● **Task statement**
Lines with the word "JSON": copy all of them from the entries below.

══ Material to process

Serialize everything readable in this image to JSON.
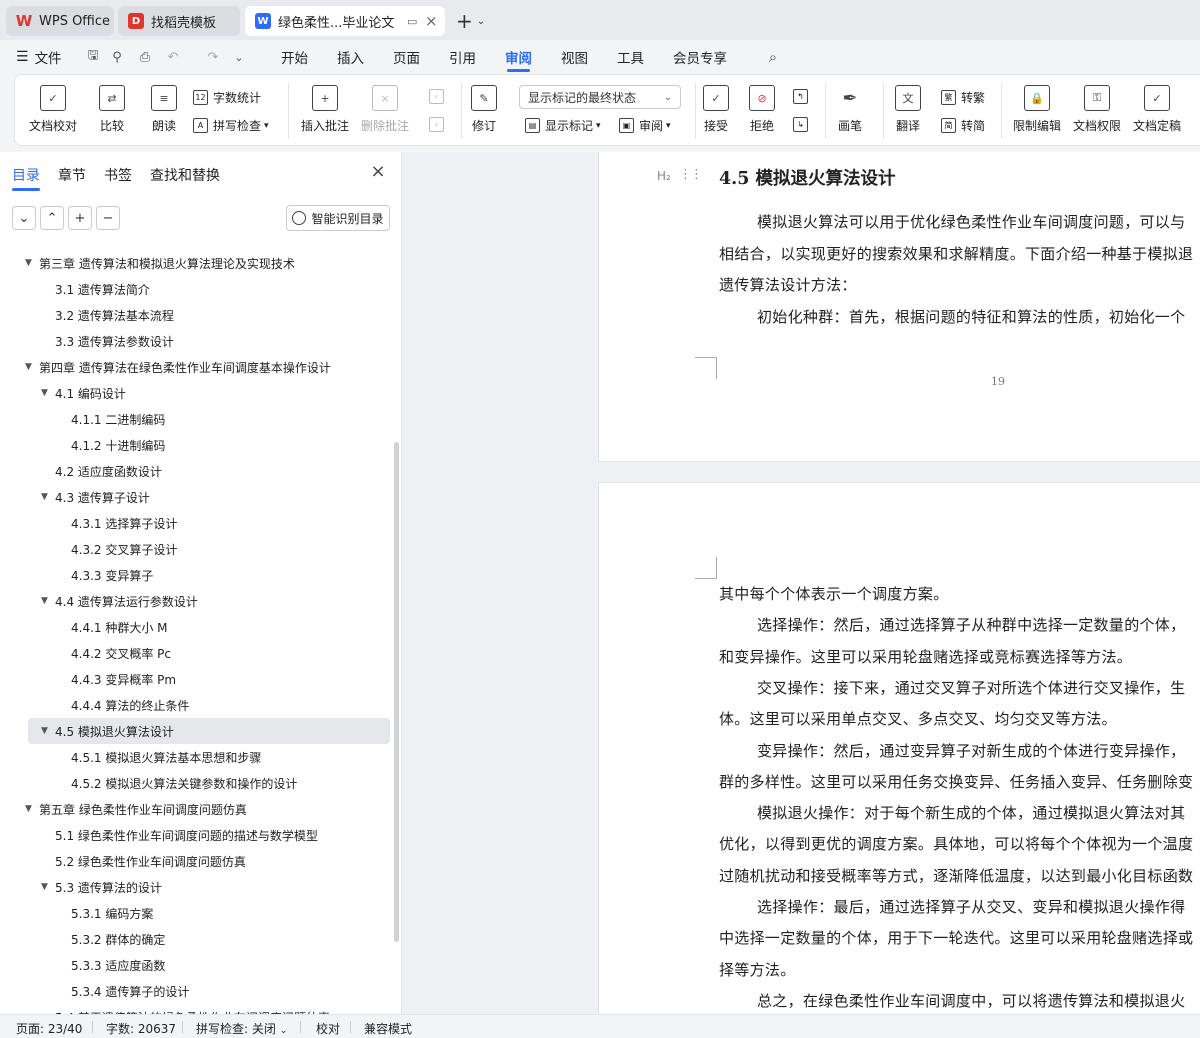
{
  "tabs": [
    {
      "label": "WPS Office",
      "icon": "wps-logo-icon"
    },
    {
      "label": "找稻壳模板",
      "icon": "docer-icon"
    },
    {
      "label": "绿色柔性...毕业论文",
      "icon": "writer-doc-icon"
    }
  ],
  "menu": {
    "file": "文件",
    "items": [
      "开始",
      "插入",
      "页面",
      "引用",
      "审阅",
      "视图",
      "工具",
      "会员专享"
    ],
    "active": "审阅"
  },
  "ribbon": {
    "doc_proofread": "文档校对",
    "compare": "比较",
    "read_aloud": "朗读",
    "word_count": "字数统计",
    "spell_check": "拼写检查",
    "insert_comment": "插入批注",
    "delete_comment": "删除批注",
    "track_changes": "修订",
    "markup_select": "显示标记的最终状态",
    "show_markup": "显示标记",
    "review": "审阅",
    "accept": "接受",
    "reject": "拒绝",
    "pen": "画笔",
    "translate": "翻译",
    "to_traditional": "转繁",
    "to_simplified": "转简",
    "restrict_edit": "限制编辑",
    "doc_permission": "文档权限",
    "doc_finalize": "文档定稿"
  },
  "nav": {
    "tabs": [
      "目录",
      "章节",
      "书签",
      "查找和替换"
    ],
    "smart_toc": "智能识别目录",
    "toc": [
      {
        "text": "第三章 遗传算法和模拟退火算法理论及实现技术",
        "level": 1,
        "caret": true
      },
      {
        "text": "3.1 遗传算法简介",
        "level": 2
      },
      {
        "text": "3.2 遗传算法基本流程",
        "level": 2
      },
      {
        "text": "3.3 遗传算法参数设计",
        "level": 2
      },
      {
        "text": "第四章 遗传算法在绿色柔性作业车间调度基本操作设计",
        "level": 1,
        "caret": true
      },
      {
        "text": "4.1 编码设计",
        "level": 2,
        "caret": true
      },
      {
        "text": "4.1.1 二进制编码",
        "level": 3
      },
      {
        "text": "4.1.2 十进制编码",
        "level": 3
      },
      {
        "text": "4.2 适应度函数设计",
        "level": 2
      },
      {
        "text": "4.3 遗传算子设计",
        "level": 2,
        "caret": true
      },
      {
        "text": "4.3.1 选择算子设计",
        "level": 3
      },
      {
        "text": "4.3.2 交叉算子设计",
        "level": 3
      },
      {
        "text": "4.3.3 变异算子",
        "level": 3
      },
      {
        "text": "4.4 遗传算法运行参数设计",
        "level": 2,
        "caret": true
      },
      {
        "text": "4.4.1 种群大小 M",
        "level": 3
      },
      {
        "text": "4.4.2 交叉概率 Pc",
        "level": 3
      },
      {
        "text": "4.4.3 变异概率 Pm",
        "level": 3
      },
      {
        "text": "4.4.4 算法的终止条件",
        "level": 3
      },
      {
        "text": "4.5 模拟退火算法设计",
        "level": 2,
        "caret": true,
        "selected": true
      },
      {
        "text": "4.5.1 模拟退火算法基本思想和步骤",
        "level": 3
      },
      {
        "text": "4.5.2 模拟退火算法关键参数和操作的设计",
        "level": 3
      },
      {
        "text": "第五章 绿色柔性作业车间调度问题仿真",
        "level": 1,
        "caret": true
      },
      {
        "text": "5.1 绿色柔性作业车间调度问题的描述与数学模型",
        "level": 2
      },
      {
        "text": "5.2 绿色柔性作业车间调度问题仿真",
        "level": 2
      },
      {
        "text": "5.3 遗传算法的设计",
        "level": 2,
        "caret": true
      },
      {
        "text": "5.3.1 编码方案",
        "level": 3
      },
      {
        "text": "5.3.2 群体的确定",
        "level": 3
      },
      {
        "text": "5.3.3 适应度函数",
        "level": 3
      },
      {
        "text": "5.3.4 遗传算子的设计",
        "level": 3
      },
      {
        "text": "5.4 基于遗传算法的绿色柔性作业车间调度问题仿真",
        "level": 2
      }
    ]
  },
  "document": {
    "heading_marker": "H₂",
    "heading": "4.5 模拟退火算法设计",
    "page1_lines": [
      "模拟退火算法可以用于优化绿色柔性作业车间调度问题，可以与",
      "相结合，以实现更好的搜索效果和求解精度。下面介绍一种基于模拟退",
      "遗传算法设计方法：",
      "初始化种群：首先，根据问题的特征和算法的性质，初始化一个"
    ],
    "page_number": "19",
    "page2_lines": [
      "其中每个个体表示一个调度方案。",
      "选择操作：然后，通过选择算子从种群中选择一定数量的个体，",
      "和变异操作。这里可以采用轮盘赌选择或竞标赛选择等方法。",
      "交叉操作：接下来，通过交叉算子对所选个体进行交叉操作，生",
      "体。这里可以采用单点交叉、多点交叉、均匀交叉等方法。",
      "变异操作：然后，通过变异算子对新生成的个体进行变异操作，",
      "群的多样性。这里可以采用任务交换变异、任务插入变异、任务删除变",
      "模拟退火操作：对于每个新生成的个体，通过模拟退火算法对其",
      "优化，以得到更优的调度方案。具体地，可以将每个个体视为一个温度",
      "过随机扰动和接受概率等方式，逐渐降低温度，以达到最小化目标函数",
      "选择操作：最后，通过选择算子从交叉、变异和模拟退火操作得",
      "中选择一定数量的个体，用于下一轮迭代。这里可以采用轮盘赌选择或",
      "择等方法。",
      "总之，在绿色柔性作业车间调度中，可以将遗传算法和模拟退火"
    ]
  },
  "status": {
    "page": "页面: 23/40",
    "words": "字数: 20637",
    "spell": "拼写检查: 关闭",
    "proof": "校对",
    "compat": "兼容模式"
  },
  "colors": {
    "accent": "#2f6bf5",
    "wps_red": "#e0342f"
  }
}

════
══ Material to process

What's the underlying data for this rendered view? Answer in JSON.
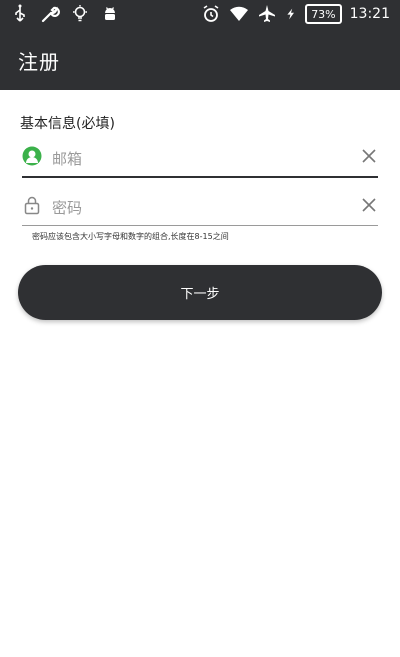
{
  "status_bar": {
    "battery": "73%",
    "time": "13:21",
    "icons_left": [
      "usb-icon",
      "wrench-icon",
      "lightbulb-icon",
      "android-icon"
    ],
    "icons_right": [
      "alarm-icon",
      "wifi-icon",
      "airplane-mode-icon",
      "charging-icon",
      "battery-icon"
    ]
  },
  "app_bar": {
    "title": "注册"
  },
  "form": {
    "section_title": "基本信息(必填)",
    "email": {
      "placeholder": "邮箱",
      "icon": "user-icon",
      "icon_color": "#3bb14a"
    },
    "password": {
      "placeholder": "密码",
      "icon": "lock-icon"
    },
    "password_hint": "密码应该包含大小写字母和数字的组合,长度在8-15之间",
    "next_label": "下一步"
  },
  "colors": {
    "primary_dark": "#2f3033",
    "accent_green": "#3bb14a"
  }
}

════

● **Finished task**
Serialize everything readable in this image to JSON.
What's the underlying data for this rendered view? Answer in JSON.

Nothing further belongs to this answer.